Every few years, a customer brings in a car that drives me crazy. We worked on such a car in May – a 2007 Mini Cooper S.
The car failed an emission test because the onboard monitors were not completed. During a repair to the cooling system in April, we had to disconnect the battery. If the battery is disconnected or if the Digital Motor Electronics (DME) memory has to be cleared, all of the DME onboard monitors will reset.
In the 1970s, car manufacturers started controlling the powertrain with computers not only to improve fuel economy, but also to control excess emissions. As time went on, these onboard control systems became more sophisticated. By January 1996, all U.S. vehicles had to switch to the On-Board Diagnostic II (OBD-II) monitoring system. There were many reasons why OBD-II was implemented, such as uniformity across all brands, fuel control, complete engine data streaming, fault code detection, freeze frame data, powertrain self-testing and onboard monitoring.
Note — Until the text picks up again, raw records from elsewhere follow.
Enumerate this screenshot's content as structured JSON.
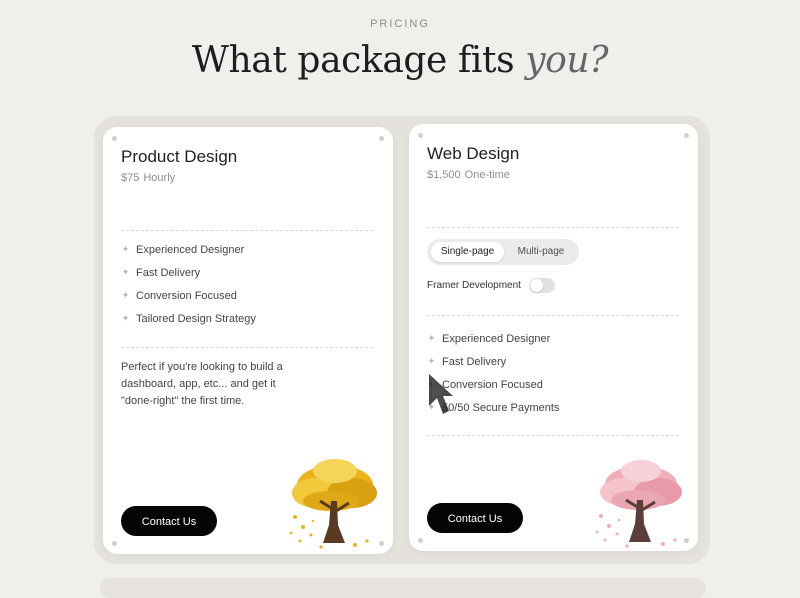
{
  "header": {
    "eyebrow": "PRICING",
    "title_main": "What package fits ",
    "title_accent": "you?"
  },
  "cards": [
    {
      "title": "Product Design",
      "price": "$75",
      "billing": "Hourly",
      "features": [
        "Experienced Designer",
        "Fast Delivery",
        "Conversion Focused",
        "Tailored Design Strategy"
      ],
      "description": "Perfect if you're looking to build a dashboard, app, etc... and get it \"done-right\" the first time.",
      "button_label": "Contact Us",
      "tree_color": "#e9b319"
    },
    {
      "title": "Web Design",
      "price": "$1,500",
      "billing": "One-time",
      "segment_options": [
        "Single-page",
        "Multi-page"
      ],
      "selected_segment": "Single-page",
      "toggle_label": "Framer Development",
      "toggle_on": false,
      "features": [
        "Experienced Designer",
        "Fast Delivery",
        "Conversion Focused",
        "50/50 Secure Payments"
      ],
      "button_label": "Contact Us",
      "tree_color": "#f0aeb9"
    }
  ],
  "icons": {
    "feature_bullet": "sparkle-icon",
    "cursor": "mouse-cursor-icon"
  },
  "colors": {
    "background": "#f1efec",
    "button": "#050505",
    "card": "#ffffff"
  }
}
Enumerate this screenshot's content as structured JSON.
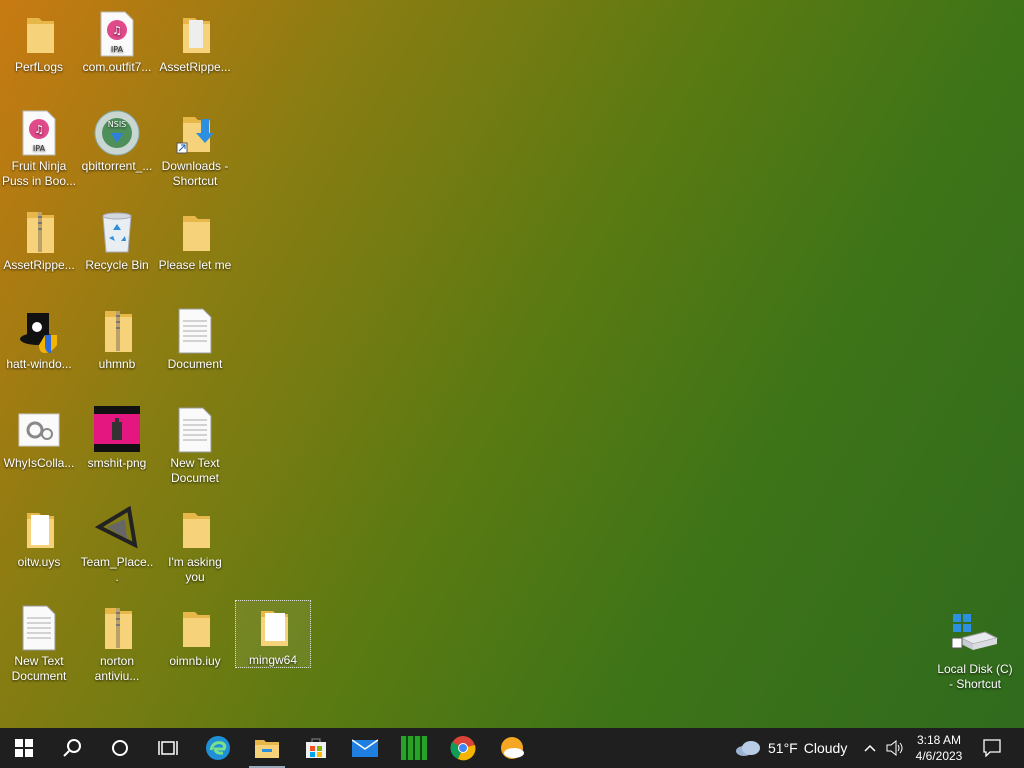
{
  "desktop": {
    "icons": [
      {
        "label": "PerfLogs"
      },
      {
        "label": "com.outfit7..."
      },
      {
        "label": "AssetRippe..."
      },
      {
        "label": "Fruit Ninja Puss in Boo..."
      },
      {
        "label": "qbittorrent_..."
      },
      {
        "label": "Downloads - Shortcut"
      },
      {
        "label": "AssetRippe..."
      },
      {
        "label": "Recycle Bin"
      },
      {
        "label": "‎Please let me"
      },
      {
        "label": "hatt-windo..."
      },
      {
        "label": "uhmnb"
      },
      {
        "label": "Document"
      },
      {
        "label": "WhyIsColla..."
      },
      {
        "label": "smshit-png"
      },
      {
        "label": "New Text Documet"
      },
      {
        "label": "oitw.uys"
      },
      {
        "label": "Team_Place..."
      },
      {
        "label": "I'm  asking you"
      },
      {
        "label": "New Text Document"
      },
      {
        "label": "norton antiviu..."
      },
      {
        "label": "oimnb.iuy"
      },
      {
        "label": "mingw64"
      },
      {
        "label": "Local Disk (C) - Shortcut"
      }
    ],
    "ipa_badge": "IPA",
    "nsis_badge": "NSIS"
  },
  "taskbar": {
    "weather": {
      "temp": "51°F",
      "condition": "Cloudy"
    },
    "clock": {
      "time": "3:18 AM",
      "date": "4/6/2023"
    }
  }
}
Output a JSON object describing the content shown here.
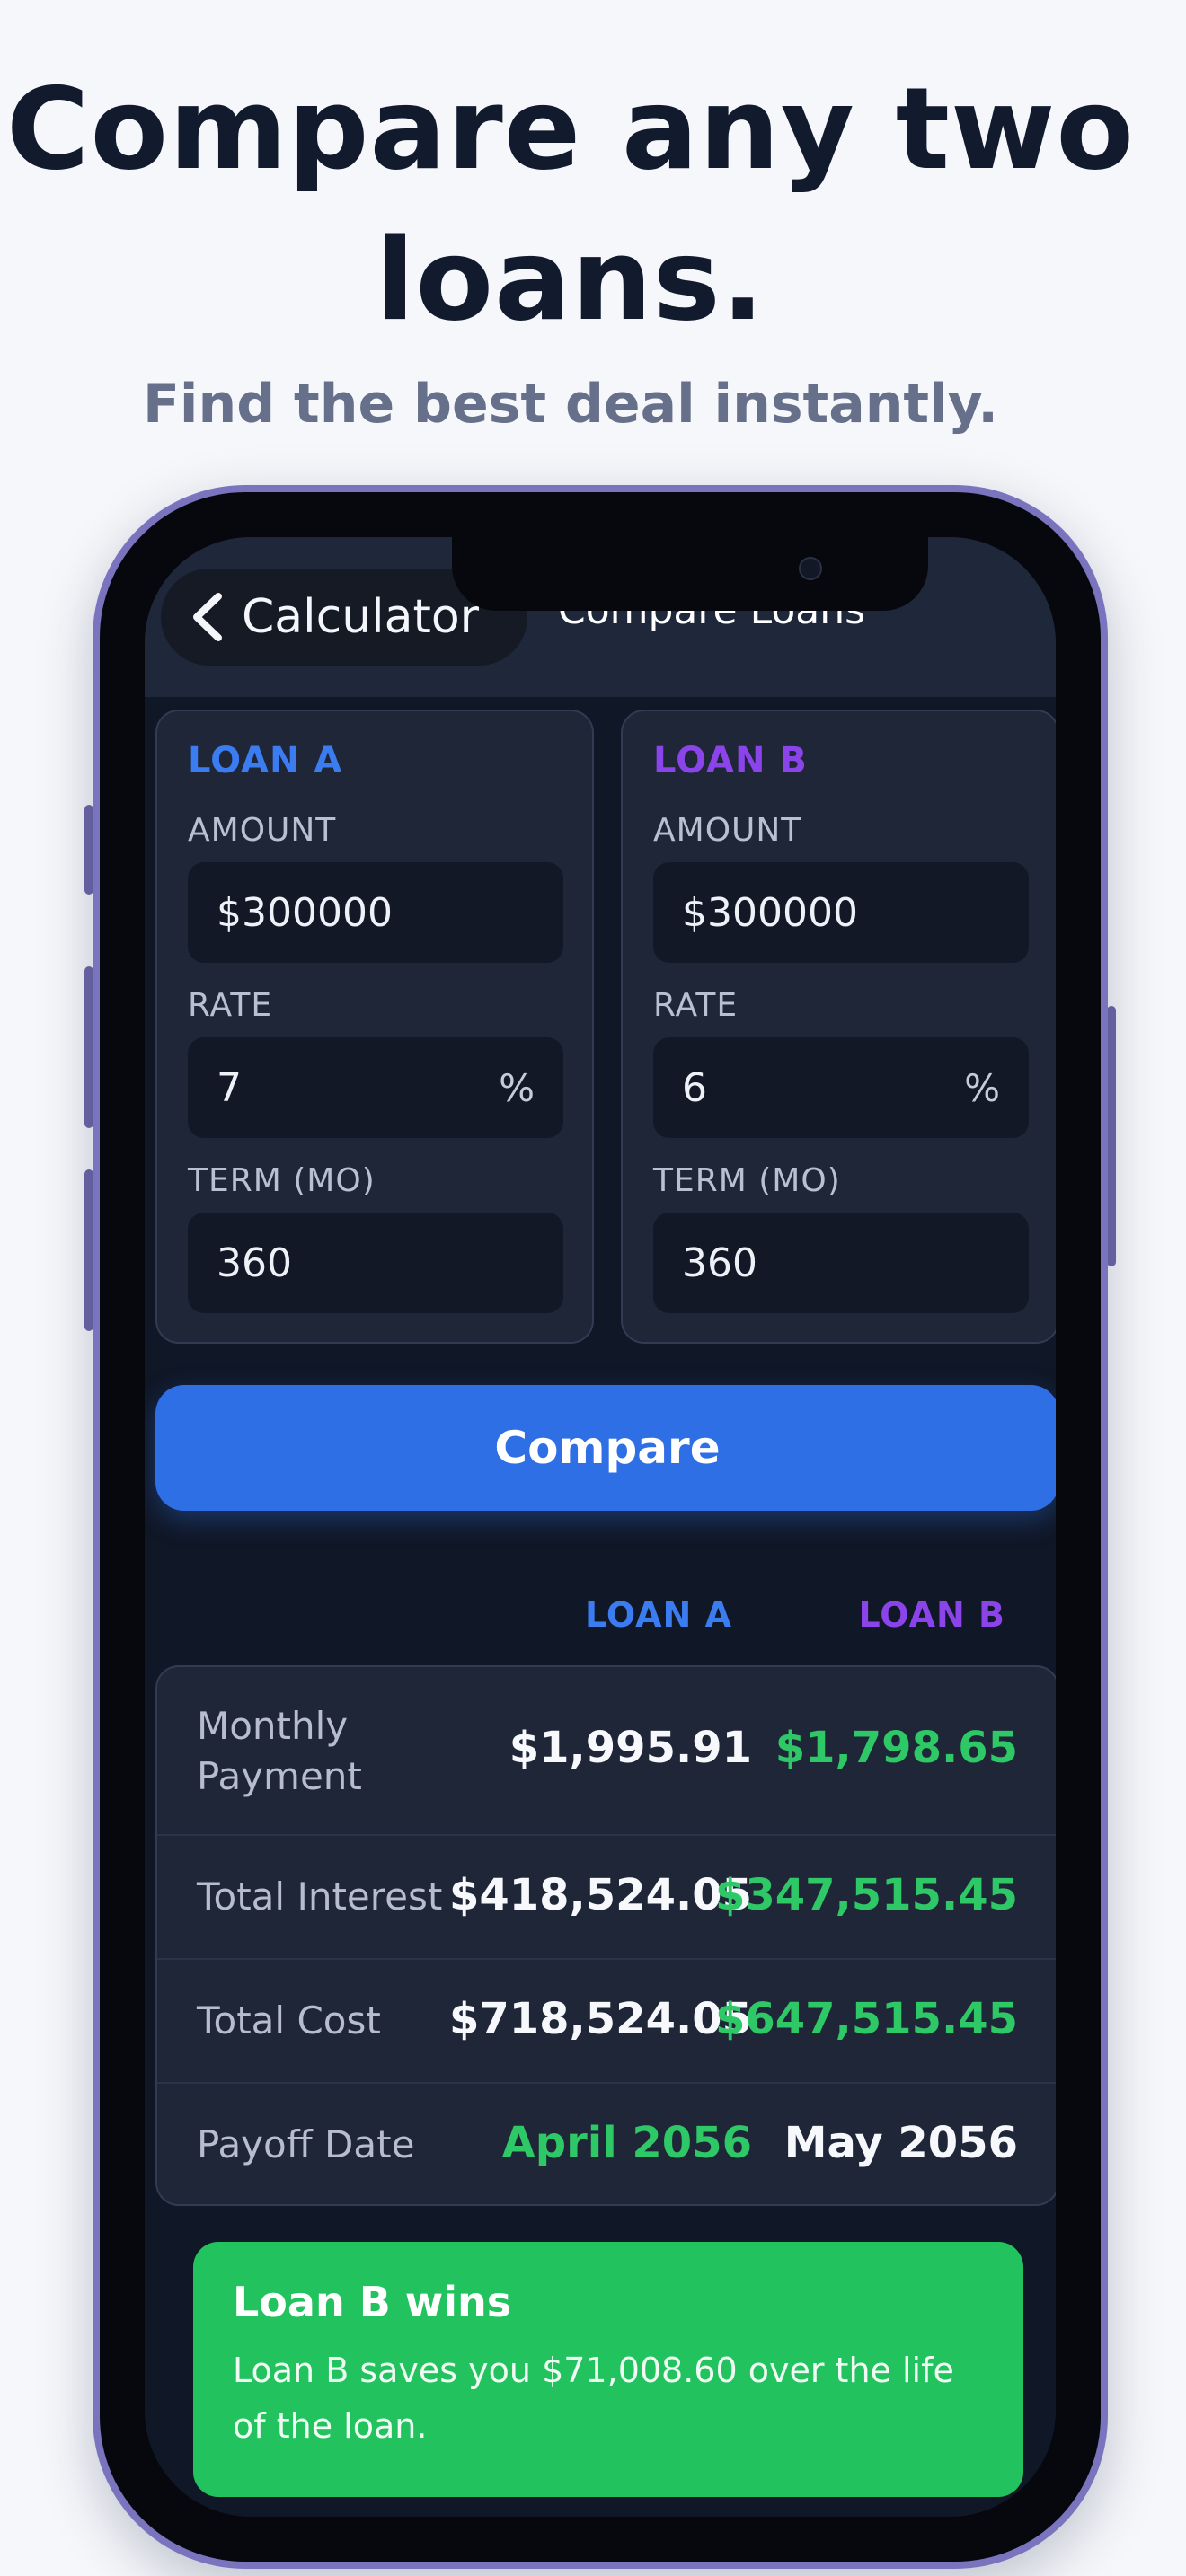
{
  "marketing": {
    "headline_line1": "Compare any two",
    "headline_line2": "loans.",
    "subheadline": "Find the best deal instantly."
  },
  "nav": {
    "back_label": "Calculator",
    "title": "Compare Loans"
  },
  "inputs": {
    "amount_label": "AMOUNT",
    "rate_label": "RATE",
    "term_label": "TERM (MO)",
    "percent_symbol": "%",
    "loan_a": {
      "title": "LOAN A",
      "amount": "$300000",
      "rate": "7",
      "term": "360"
    },
    "loan_b": {
      "title": "LOAN B",
      "amount": "$300000",
      "rate": "6",
      "term": "360"
    }
  },
  "compare_button_label": "Compare",
  "results": {
    "col_a": "LOAN A",
    "col_b": "LOAN B",
    "monthly_payment": {
      "label_line1": "Monthly",
      "label_line2": "Payment",
      "a": "$1,995.91",
      "b": "$1,798.65"
    },
    "total_interest": {
      "label": "Total Interest",
      "a": "$418,524.05",
      "b": "$347,515.45"
    },
    "total_cost": {
      "label": "Total Cost",
      "a": "$718,524.05",
      "b": "$647,515.45"
    },
    "payoff_date": {
      "label": "Payoff Date",
      "a": "April 2056",
      "b": "May 2056"
    }
  },
  "winner": {
    "title": "Loan B wins",
    "text": "Loan B saves you $71,008.60 over the life of the loan."
  },
  "colors": {
    "loan_a_accent": "#3b7cf0",
    "loan_b_accent": "#8a44ea",
    "winner_green": "#22c35e",
    "better_value_green": "#2ec866",
    "primary_button": "#2f6fe6"
  }
}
Each of these systems is a candidate for its own article, but I want to focus on on-board monitoring. Every time you start a car, the engine control module begins to run a group of self-tests, also called monitors. These monitors test the ignition system, fuel system, fuel evaporative system, secondary air system, engine, timing system and exhaust system. These tests will run while the car is idling, driving and after it’s turned off. Certain criteria must be met for the engine control module either to pass or fail the monitor. If the monitor fails, it triggers a code in the computer.
For example, the catalytic converter monitor and oxygen sensor monitor cannot run completely until the engine and exhaust systems are at full operating temperature. This test also must run for a certain duration and usually while the car is moving between 55-65 mph for at least 10 minutes. If any of the criteria (temperature, speed, engine data or duration) are not met, the monitor will not complete.
Checking the monitors
Now back to that Mini Cooper. After connecting to the MINI factory scanner, we checked for diagnostic codes. There weren’t any. We then checked the monitors and found that the evaporative monitor and oxygen sensor monitor had not passed.
However, it is not uncommon for a monitor to fail the first time. The amount of fuel in the tank plays a part in this: It must be more than a quarter full but not more than three-quarters full. Evaporative monitors are notoriously more difficult to run because the test does not finish until the car is turned off and sits for several hours. The oxygen sensor monitor usually runs and completes during the drive cycles.
It took us approximately three days of drive cycles before the evaporative monitor passed, yet the oxygen sensor monitor did not. So we went back and checked all the basics. During an earlier repair, we updated the DME software. We tested each oxygen sensor and found information that revealed that the oxygen sensor monitor will stall if the DME locks up. We then performed a complete battery reset on the entire system and reset adaptations on the oxygen sensors. After running several more drive cycles, the oxygen sensor would not reset.
As I mentioned earlier, certain criteria must be met before a monitor can be completed – including engine timing. These days, we rarely check physical engine timing because it’s part of the data stream. This Mini doesn’t even have any timing marks. The only way to check engine time is to remove the valve cover and look at the cam shaft alignment.
We looked at the data stream, and the timing was correct. So I called the customer and got authorization to pull the valve cover. Once the valve cover was off, the problem was right in front of us. The main upper-timing chain guide had broken, causing the timing chain to be off by one-half of a tooth. If the timing on this Mini is even one-half tooth off, the computer cannot calculate idle correctly. Even though the idle did not have a problem or the data stream did not see a problem in time, the monitor test was so exact that it kept stopping the test.
We replaced the the upper-timing chain guide and ran the monitor test. It passed.
The one thing I love about this business is that we are always learning. As cars become more complex, we must do our best to stay ahead of the technology – but we can never forget the basics.